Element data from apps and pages
···

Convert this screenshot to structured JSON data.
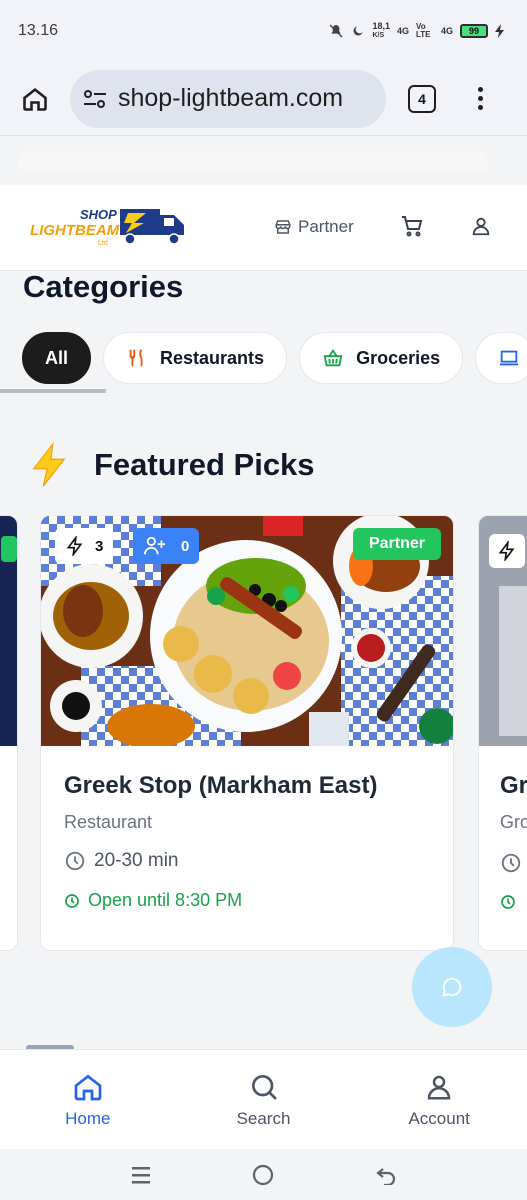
{
  "status_bar": {
    "time": "13.16",
    "net_speed": "18,1",
    "net_unit": "K/S",
    "net1": "4G",
    "net2": "Vo LTE",
    "net3": "4G",
    "battery": "99"
  },
  "browser": {
    "url": "shop-lightbeam.com",
    "tab_count": "4"
  },
  "header": {
    "logo_line1": "SHOP",
    "logo_line2": "LIGHTBEAM",
    "logo_line3": "Ltd",
    "partner_label": "Partner"
  },
  "categories": {
    "title": "Categories",
    "items": [
      {
        "label": "All",
        "active": true
      },
      {
        "label": "Restaurants",
        "icon": "fork-knife-icon"
      },
      {
        "label": "Groceries",
        "icon": "basket-icon"
      }
    ]
  },
  "featured": {
    "title": "Featured Picks",
    "card": {
      "flash_count": "3",
      "user_count": "0",
      "partner_badge": "Partner",
      "name": "Greek Stop (Markham East)",
      "type": "Restaurant",
      "time": "20-30 min",
      "open": "Open until 8:30 PM"
    },
    "next_card": {
      "name_partial": "Gr",
      "type_partial": "Gro"
    }
  },
  "bottom_nav": {
    "home": "Home",
    "search": "Search",
    "account": "Account"
  },
  "colors": {
    "accent": "#2563eb",
    "partner_green": "#22c55e",
    "open_green": "#16a34a",
    "user_badge": "#3b82f6"
  }
}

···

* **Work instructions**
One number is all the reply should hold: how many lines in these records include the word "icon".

* **Written response**
2